1. The anti-tumor properties of white fir

2. The history and biochemistry (actions of the constituents) in white fir

Specifically, this fir oil contains:

  • Terpinolene: a terpine, this constituent has anti-tumor activity
  • Myrcene: has properties of being astringent, antiviral, and anti-microbial
  • Limonene: studied in trials for use in cancer
  • Gallic acid: a tannin that also demonstrates anti-tumor activity


  • Soon, I’m going to get my sister on for her insight with my niece, “Paging Dr. Mom Kate!”

Disclaimer: This information is applicable ONLY for therapeutic, Grade A essential oils. This information DOES NOT apply to essential oils that have not been AFNOR and ISO standardized. There is no quality control in the United States and oils labeled as “100% pure” need only contain 5% of the actual oil.

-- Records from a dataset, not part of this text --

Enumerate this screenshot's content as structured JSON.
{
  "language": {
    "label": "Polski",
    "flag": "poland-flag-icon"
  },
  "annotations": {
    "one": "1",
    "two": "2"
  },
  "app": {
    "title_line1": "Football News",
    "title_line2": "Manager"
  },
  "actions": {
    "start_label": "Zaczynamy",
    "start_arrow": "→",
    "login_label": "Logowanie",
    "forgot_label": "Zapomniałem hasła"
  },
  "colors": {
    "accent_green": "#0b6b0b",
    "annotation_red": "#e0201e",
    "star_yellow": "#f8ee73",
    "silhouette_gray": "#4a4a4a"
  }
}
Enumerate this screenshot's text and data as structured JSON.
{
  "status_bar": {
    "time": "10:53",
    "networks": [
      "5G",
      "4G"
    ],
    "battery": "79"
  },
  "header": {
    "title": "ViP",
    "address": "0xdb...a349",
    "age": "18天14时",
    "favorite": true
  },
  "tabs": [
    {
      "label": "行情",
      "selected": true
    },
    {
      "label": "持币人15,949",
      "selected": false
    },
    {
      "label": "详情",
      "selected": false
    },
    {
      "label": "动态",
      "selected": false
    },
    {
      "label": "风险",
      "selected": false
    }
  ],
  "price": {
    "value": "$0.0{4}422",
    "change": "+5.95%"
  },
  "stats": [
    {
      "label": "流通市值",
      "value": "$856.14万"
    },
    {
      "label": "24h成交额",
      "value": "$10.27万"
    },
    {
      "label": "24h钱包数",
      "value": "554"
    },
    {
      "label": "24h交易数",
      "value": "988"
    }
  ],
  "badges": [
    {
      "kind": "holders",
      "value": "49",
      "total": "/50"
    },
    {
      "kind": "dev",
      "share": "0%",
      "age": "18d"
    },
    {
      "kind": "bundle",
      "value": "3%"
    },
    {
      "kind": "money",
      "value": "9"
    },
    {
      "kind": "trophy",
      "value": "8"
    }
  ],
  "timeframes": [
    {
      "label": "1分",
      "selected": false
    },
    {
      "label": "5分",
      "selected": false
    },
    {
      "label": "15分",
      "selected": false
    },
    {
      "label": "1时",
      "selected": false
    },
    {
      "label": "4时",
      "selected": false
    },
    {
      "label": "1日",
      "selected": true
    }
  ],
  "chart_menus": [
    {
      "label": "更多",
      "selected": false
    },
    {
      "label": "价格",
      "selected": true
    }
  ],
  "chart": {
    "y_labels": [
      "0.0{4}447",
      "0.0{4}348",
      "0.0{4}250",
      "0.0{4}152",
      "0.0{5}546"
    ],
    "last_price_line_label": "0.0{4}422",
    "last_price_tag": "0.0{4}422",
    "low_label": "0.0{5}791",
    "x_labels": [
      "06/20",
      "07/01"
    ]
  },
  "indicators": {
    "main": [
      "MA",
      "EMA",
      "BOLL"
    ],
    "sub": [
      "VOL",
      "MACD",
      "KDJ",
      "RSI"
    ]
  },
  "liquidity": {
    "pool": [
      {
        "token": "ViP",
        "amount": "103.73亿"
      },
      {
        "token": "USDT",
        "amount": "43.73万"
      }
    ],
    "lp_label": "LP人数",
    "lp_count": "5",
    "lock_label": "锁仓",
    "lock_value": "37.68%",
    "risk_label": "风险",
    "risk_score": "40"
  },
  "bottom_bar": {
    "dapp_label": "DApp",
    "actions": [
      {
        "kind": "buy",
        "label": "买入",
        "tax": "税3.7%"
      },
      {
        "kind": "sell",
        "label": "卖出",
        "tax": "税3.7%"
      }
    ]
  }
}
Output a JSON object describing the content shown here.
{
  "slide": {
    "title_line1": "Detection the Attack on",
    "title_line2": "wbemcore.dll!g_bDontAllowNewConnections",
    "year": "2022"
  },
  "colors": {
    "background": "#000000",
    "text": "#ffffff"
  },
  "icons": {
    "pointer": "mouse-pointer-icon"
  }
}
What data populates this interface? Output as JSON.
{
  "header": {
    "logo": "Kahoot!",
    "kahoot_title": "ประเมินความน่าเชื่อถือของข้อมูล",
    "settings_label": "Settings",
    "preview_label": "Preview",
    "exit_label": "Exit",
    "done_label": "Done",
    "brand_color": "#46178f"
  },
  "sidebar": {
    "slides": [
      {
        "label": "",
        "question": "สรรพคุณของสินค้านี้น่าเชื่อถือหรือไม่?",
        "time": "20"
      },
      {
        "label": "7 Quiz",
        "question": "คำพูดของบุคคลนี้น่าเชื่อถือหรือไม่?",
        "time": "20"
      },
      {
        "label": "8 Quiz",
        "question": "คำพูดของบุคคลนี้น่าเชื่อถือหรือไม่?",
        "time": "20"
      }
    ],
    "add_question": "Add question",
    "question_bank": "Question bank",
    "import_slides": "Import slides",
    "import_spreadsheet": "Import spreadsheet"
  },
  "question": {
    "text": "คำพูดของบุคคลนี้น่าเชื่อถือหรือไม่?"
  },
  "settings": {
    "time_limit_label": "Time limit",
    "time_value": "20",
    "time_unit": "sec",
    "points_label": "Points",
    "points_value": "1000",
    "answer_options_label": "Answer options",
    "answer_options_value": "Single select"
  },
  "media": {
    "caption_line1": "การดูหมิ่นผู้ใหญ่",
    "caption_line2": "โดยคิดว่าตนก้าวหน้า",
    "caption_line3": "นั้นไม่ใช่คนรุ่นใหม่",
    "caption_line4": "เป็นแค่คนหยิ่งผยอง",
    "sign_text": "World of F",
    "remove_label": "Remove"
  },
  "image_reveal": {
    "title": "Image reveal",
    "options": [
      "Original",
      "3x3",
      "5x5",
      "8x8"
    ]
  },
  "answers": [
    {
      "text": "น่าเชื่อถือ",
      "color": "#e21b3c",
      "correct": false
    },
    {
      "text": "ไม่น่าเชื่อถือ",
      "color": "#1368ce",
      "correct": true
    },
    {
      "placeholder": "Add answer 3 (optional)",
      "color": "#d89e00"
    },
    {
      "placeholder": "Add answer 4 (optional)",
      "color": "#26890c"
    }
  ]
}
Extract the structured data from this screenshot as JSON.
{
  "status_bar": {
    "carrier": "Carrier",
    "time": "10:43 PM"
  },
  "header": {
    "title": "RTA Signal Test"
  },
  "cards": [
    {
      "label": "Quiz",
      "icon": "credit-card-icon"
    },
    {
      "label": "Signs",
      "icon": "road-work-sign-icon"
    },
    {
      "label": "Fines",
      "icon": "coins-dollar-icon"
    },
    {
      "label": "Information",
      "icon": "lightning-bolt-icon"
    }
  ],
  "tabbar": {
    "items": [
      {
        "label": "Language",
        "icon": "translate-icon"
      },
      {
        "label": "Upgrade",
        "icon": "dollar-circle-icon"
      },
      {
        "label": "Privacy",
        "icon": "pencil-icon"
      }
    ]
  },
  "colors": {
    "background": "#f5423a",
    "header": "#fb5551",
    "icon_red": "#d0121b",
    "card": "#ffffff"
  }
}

The rest of the bottle can be filled with fillers and sometimes toxic ingredients that can irritate the skin.
This information is for information purposes only and is not intended to diagnose, treat, or prescribe for any illness.

Images courtesy of istockphotos.com